TASK OBJECTIVE - Scan the records below. Copy every line in which the word "true" appears.

EXCERPTED DATA -
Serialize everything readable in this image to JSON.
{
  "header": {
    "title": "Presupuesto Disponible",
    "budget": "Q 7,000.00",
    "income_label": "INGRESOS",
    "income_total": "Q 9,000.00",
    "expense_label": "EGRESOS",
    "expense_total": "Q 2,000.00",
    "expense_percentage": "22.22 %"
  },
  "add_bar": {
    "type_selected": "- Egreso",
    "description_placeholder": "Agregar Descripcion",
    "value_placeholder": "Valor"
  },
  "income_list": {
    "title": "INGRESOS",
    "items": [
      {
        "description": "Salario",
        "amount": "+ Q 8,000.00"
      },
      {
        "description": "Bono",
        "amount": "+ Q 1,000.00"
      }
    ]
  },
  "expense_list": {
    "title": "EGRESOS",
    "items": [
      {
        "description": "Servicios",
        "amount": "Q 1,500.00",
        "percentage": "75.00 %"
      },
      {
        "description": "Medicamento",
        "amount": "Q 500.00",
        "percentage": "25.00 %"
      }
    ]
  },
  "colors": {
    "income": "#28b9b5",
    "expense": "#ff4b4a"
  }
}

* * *

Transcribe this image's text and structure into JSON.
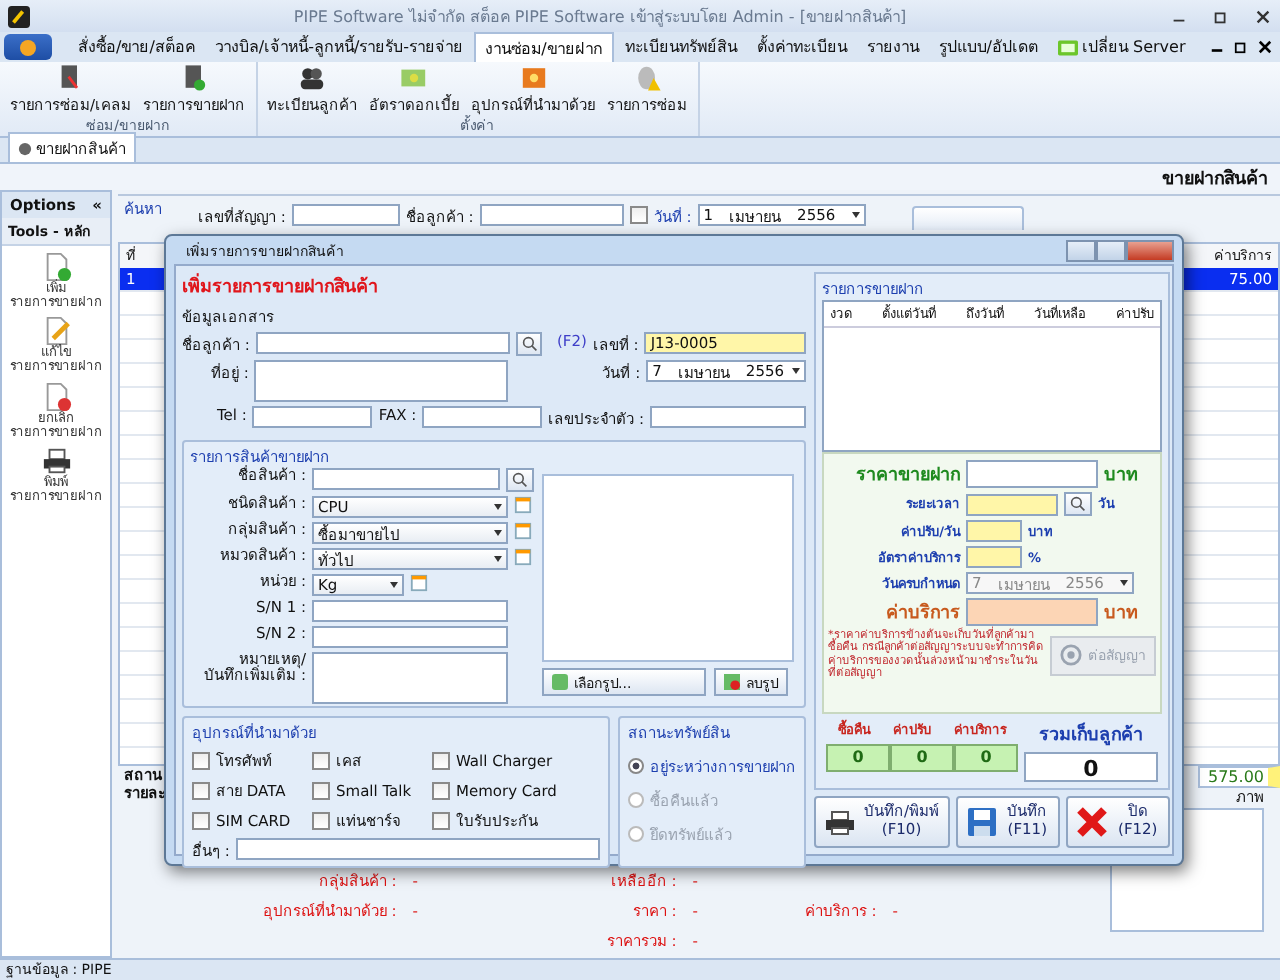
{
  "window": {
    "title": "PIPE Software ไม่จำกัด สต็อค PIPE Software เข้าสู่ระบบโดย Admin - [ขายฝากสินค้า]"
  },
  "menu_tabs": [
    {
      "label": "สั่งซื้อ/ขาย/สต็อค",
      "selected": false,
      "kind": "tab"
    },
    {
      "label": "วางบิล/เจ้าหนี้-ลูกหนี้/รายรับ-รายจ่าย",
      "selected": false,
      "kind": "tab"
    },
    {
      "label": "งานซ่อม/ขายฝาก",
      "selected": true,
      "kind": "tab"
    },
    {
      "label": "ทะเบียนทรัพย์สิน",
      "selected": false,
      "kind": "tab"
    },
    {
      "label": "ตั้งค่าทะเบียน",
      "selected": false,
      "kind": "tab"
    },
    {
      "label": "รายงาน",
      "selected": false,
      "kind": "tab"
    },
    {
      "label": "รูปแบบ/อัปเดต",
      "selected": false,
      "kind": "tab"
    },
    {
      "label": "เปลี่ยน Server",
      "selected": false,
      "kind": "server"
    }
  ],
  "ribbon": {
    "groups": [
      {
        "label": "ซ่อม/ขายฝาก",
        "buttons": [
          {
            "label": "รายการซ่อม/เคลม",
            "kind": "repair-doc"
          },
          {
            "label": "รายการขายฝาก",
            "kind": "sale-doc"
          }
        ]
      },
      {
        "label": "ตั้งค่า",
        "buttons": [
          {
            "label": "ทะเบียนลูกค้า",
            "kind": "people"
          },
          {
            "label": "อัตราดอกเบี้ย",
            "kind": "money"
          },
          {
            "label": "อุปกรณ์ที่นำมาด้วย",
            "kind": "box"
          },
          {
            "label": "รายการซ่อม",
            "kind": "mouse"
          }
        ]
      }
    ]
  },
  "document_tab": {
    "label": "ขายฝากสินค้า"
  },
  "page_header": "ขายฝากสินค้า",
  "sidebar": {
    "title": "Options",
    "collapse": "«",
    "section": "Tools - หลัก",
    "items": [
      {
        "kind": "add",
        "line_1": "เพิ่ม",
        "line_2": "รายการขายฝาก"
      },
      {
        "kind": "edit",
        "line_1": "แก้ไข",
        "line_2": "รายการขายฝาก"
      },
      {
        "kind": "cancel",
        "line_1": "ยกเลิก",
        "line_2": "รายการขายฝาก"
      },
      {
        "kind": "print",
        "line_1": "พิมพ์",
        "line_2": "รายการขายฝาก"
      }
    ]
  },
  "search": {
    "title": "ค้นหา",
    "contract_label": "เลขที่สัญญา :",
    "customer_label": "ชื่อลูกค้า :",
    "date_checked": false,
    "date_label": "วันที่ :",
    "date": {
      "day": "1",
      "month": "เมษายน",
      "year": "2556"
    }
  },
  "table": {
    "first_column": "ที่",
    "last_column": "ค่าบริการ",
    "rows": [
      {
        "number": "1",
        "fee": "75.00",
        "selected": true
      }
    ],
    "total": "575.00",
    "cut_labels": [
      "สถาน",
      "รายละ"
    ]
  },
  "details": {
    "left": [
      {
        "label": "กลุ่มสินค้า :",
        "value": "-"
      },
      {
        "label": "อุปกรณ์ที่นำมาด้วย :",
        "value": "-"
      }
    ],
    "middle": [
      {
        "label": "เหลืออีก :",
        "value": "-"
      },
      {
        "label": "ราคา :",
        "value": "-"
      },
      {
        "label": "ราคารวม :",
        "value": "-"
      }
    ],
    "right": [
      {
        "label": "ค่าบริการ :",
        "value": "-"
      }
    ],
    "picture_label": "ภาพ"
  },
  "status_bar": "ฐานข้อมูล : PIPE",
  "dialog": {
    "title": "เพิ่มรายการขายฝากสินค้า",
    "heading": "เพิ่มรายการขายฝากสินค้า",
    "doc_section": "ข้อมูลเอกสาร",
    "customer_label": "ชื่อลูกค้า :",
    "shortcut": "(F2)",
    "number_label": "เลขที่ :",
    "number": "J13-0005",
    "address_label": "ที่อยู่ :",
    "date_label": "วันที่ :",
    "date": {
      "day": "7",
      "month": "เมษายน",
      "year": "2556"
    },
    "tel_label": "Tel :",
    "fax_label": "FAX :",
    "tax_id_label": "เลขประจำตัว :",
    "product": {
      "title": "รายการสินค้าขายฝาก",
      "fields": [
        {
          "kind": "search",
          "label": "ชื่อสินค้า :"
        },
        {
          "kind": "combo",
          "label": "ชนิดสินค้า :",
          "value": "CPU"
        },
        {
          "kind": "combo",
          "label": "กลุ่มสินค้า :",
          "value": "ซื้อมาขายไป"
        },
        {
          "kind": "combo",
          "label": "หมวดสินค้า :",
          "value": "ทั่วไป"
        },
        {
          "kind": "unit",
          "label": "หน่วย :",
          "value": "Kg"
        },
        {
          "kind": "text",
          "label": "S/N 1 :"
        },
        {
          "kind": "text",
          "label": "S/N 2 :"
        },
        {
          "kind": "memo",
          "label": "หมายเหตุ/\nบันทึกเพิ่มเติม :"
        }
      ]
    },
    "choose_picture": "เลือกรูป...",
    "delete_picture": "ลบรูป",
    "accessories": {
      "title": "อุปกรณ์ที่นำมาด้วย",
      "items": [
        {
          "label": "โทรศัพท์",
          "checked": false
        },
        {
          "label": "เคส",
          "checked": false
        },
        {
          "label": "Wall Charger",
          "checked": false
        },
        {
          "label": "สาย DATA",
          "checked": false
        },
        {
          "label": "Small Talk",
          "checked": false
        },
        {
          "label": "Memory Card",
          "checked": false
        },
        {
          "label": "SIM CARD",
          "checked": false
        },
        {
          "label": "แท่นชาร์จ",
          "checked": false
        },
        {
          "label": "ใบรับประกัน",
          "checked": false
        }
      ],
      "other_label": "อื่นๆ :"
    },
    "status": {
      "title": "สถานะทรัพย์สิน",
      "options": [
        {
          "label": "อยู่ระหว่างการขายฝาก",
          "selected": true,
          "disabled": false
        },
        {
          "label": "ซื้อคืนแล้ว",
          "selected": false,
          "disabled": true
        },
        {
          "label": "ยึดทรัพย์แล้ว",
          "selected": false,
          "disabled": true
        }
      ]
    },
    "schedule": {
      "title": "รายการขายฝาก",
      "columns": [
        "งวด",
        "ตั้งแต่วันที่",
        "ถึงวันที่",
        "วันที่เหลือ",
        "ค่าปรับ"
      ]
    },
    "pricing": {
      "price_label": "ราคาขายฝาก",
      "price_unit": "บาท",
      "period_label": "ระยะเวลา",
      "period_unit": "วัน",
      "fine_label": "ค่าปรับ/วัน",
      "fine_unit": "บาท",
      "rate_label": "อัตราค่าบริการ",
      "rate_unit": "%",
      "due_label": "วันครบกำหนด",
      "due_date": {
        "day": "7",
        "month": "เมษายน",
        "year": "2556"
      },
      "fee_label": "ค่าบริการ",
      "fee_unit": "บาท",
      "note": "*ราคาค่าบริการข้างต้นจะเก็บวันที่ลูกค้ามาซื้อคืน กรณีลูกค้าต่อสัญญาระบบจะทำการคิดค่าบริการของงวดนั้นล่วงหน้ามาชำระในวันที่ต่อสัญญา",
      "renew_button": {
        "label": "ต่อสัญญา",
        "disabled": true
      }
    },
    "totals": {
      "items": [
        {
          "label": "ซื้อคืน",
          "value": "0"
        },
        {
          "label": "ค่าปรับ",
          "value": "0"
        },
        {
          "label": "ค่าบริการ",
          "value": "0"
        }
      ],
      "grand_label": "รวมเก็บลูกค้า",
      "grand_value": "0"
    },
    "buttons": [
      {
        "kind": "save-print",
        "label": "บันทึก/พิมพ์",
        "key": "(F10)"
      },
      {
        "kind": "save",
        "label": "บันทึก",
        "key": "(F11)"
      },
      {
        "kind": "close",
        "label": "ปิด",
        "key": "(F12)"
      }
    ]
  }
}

RESPONSE AREA -
      "selected": true,
        "selected": true
          "selected": true,
          "disabled": true
          "disabled": true
        "disabled": true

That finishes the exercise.